Repeat, line for line, only the span that opens at the "Extract the structured" line and closes at the final line below. Skip the pictures.
[DATA FOR PROCESSING — start]
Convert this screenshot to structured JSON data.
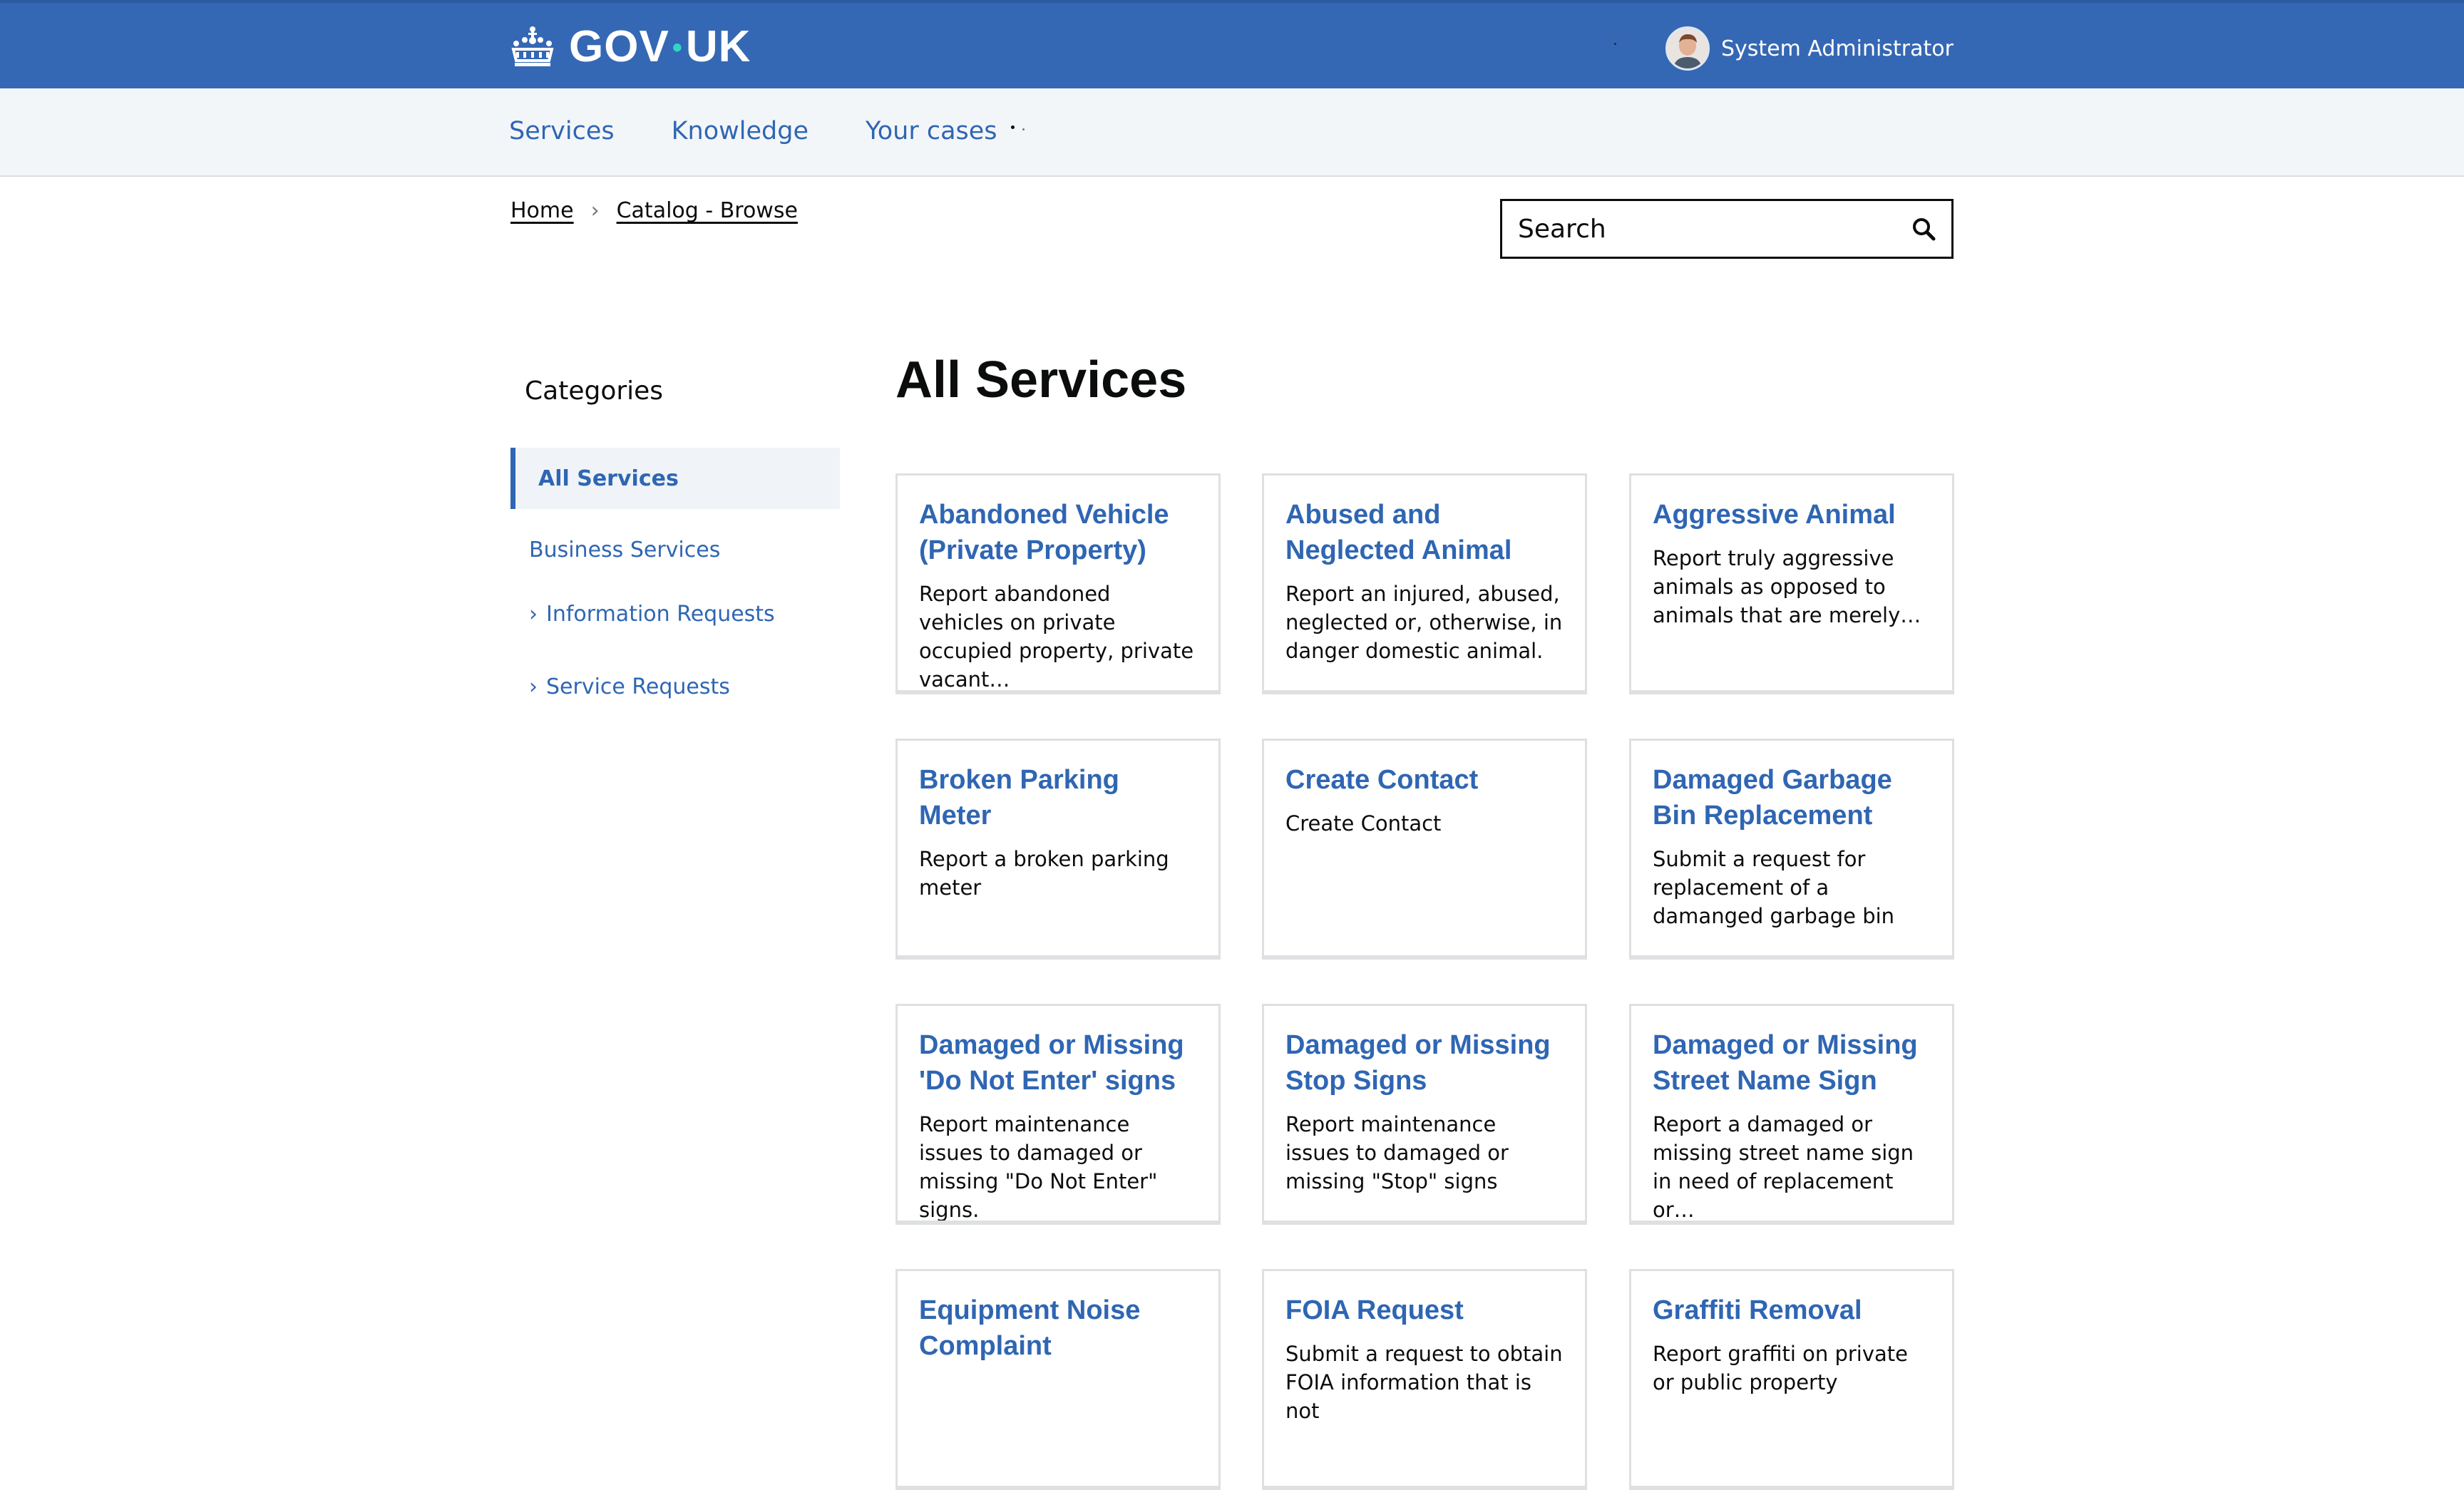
{
  "header": {
    "brand": "GOV",
    "brand_suffix": "UK",
    "user_name": "System Administrator"
  },
  "nav": {
    "items": [
      {
        "label": "Services"
      },
      {
        "label": "Knowledge"
      },
      {
        "label": "Your cases"
      }
    ]
  },
  "breadcrumb": {
    "items": [
      {
        "label": "Home"
      },
      {
        "label": "Catalog - Browse"
      }
    ],
    "separator": "›"
  },
  "search": {
    "placeholder": "Search"
  },
  "sidebar": {
    "heading": "Categories",
    "items": [
      {
        "label": "All Services",
        "active": true
      },
      {
        "label": "Business Services",
        "expandable": false
      },
      {
        "label": "Information Requests",
        "expandable": true
      },
      {
        "label": "Service Requests",
        "expandable": true
      }
    ],
    "chevron": "›"
  },
  "main": {
    "title": "All Services",
    "cards": [
      {
        "title": "Abandoned Vehicle (Private Property)",
        "description": "Report abandoned vehicles on private occupied property, private vacant…"
      },
      {
        "title": "Abused and Neglected Animal",
        "description": "Report an injured, abused, neglected or, otherwise, in danger domestic animal."
      },
      {
        "title": "Aggressive Animal",
        "description": "Report truly aggressive animals as opposed to animals that are merely…"
      },
      {
        "title": "Broken Parking Meter",
        "description": "Report a broken parking meter"
      },
      {
        "title": "Create Contact",
        "description": "Create Contact"
      },
      {
        "title": "Damaged Garbage Bin Replacement",
        "description": "Submit a request for replacement of a damanged garbage bin"
      },
      {
        "title": "Damaged or Missing 'Do Not Enter' signs",
        "description": "Report maintenance issues to damaged or missing \"Do Not Enter\" signs."
      },
      {
        "title": "Damaged or Missing Stop Signs",
        "description": "Report maintenance issues to damaged or missing \"Stop\" signs"
      },
      {
        "title": "Damaged or Missing Street Name Sign",
        "description": "Report a damaged or missing street name sign in need of replacement or…"
      },
      {
        "title": "Equipment Noise Complaint",
        "description": ""
      },
      {
        "title": "FOIA Request",
        "description": "Submit a request to obtain FOIA information that is not"
      },
      {
        "title": "Graffiti Removal",
        "description": "Report graffiti on private or public property"
      }
    ]
  },
  "colors": {
    "header_bg": "#3568b4",
    "link_blue": "#2f66b3",
    "nav_bg": "#f3f6f9"
  }
}
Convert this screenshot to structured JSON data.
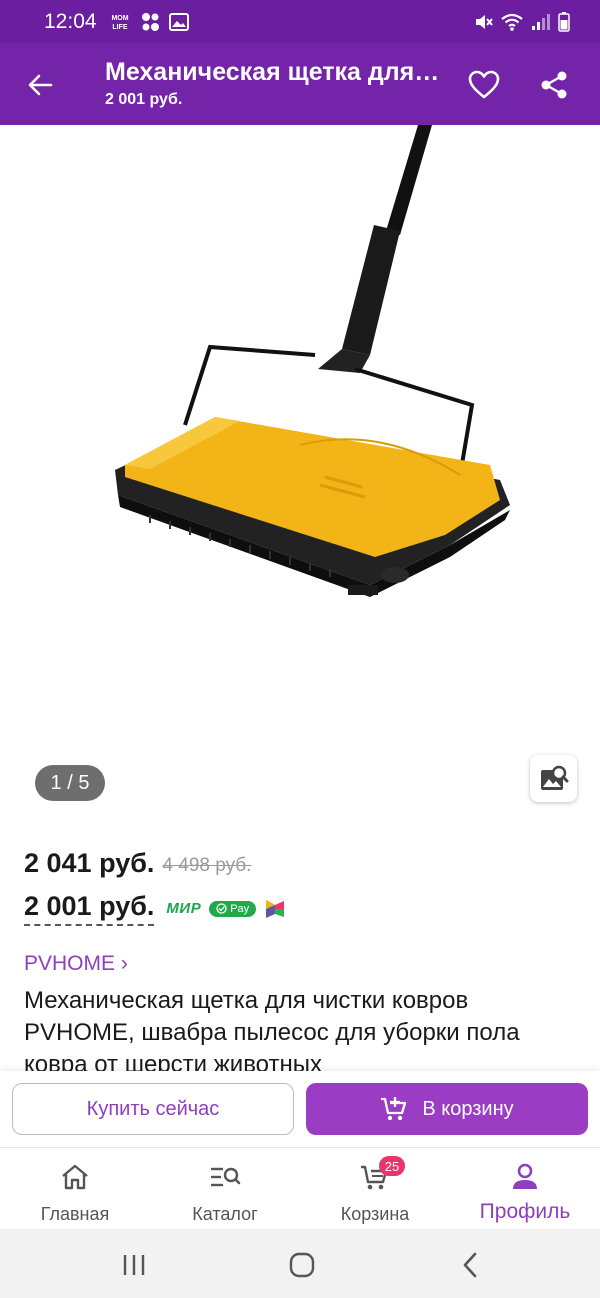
{
  "status_bar": {
    "time": "12:04",
    "mom_life_icon": "MOM LIFE",
    "icons_left": [
      "mom-life-icon",
      "dots-icon",
      "gallery-icon"
    ],
    "icons_right": [
      "mute-icon",
      "wifi-icon",
      "signal-icon",
      "battery-icon"
    ]
  },
  "app_bar": {
    "title": "Механическая щетка для чистки ковров",
    "subtitle": "2 001 руб.",
    "icons": [
      "back-arrow-icon",
      "heart-icon",
      "share-icon"
    ]
  },
  "gallery": {
    "counter": "1 / 5",
    "search_icon": "image-search-icon"
  },
  "prices": {
    "main": "2 041 руб.",
    "old": "4 498 руб.",
    "card": "2 001 руб.",
    "mir": "МИР",
    "pay": "Pay"
  },
  "product": {
    "brand": "PVHOME ›",
    "description": "Механическая щетка для чистки ковров PVHOME, швабра пылесос для уборки пола ковра от шерсти животных"
  },
  "actions": {
    "buy_now": "Купить сейчас",
    "to_cart": "В корзину"
  },
  "bottom_nav": {
    "items": [
      {
        "label": "Главная",
        "icon": "home-icon"
      },
      {
        "label": "Каталог",
        "icon": "catalog-search-icon"
      },
      {
        "label": "Корзина",
        "icon": "cart-icon",
        "badge": "25"
      },
      {
        "label": "Профиль",
        "icon": "profile-icon",
        "active": true
      }
    ]
  },
  "colors": {
    "brand_purple": "#7424a8",
    "accent_purple": "#9b3dc4",
    "badge_pink": "#e8356b",
    "product_yellow": "#f2b416"
  }
}
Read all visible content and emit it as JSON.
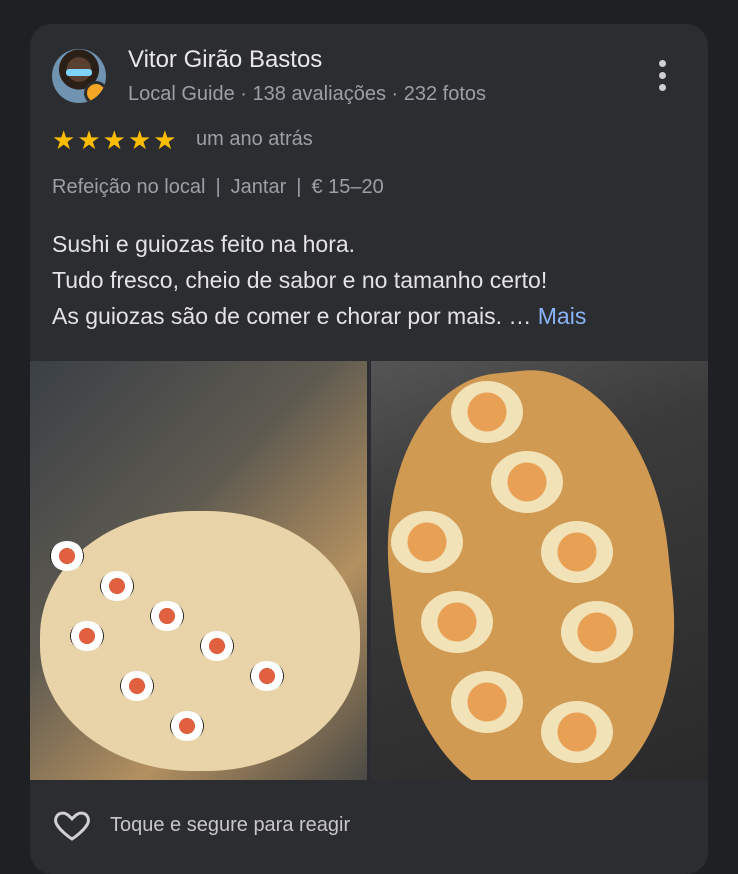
{
  "reviewer": {
    "name": "Vitor Girão Bastos",
    "meta": "Local Guide · 138 avaliações · 232 fotos"
  },
  "menu": {
    "icon": "more-vert-icon"
  },
  "rating": {
    "stars": 5,
    "max": 5,
    "time": "um ano atrás"
  },
  "tags": {
    "t1": "Refeição no local",
    "t2": "Jantar",
    "t3": "€ 15–20",
    "separator": "|"
  },
  "review": {
    "line1": "Sushi e guiozas feito na hora.",
    "line2": "Tudo fresco, cheio de sabor e no tamanho certo!",
    "line3": "As guiozas são de comer e chorar por mais. …",
    "more": "Mais"
  },
  "photos": [
    {
      "icon": "sushi-platter-photo"
    },
    {
      "icon": "stuffed-rolls-photo"
    }
  ],
  "footer": {
    "icon": "heart-outline-icon",
    "label": "Toque e segure para reagir"
  },
  "colors": {
    "background": "#1f2023",
    "card": "#2c2d31",
    "star": "#fbbc04",
    "link": "#8ab4f8",
    "muted": "#9aa0a6"
  }
}
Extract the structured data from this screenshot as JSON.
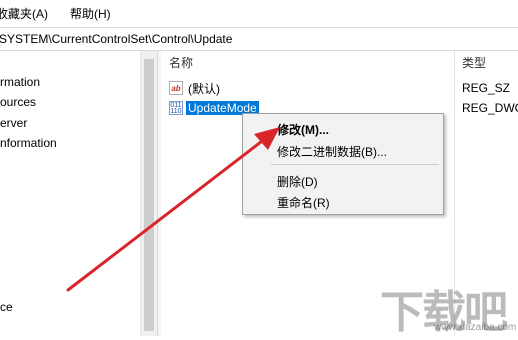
{
  "menubar": {
    "items": [
      "收藏夹(A)",
      "帮助(H)"
    ]
  },
  "address": {
    "path": "SYSTEM\\CurrentControlSet\\Control\\Update"
  },
  "tree": {
    "items": [
      "rmation",
      "ources",
      "erver",
      "nformation",
      "ce"
    ]
  },
  "values_pane": {
    "col_name": "名称",
    "col_type": "类型",
    "rows": [
      {
        "name": "(默认)",
        "type": "REG_SZ",
        "icon": "string-value-icon"
      },
      {
        "name": "UpdateMode",
        "type": "REG_DWC",
        "icon": "dword-value-icon"
      }
    ]
  },
  "context_menu": {
    "modify": "修改(M)...",
    "modify_binary": "修改二进制数据(B)...",
    "delete": "删除(D)",
    "rename": "重命名(R)"
  },
  "icons": {
    "string_icon_glyph": "ab",
    "dword_icon_glyph": "011\n110"
  },
  "colors": {
    "selection": "#0078d7",
    "arrow": "#d9252a"
  },
  "watermark": {
    "main": "下载吧",
    "sub": "www.xiazaiba.com"
  }
}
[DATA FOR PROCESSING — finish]
- [COMPLETED EXERCISE]:
Extract the structured data from this screenshot as JSON.
{
  "menubar": {
    "items": [
      "收藏夹(A)",
      "帮助(H)"
    ]
  },
  "address": {
    "path": "SYSTEM\\CurrentControlSet\\Control\\Update"
  },
  "tree": {
    "items": [
      "rmation",
      "ources",
      "erver",
      "nformation",
      "ce"
    ]
  },
  "values_pane": {
    "col_name": "名称",
    "col_type": "类型",
    "rows": [
      {
        "name": "(默认)",
        "type": "REG_SZ",
        "icon": "string-value-icon"
      },
      {
        "name": "UpdateMode",
        "type": "REG_DWC",
        "icon": "dword-value-icon"
      }
    ]
  },
  "context_menu": {
    "modify": "修改(M)...",
    "modify_binary": "修改二进制数据(B)...",
    "delete": "删除(D)",
    "rename": "重命名(R)"
  },
  "icons": {
    "string_icon_glyph": "ab",
    "dword_icon_glyph": "011\n110"
  },
  "colors": {
    "selection": "#0078d7",
    "arrow": "#d9252a"
  },
  "watermark": {
    "main": "下载吧",
    "sub": "www.xiazaiba.com"
  }
}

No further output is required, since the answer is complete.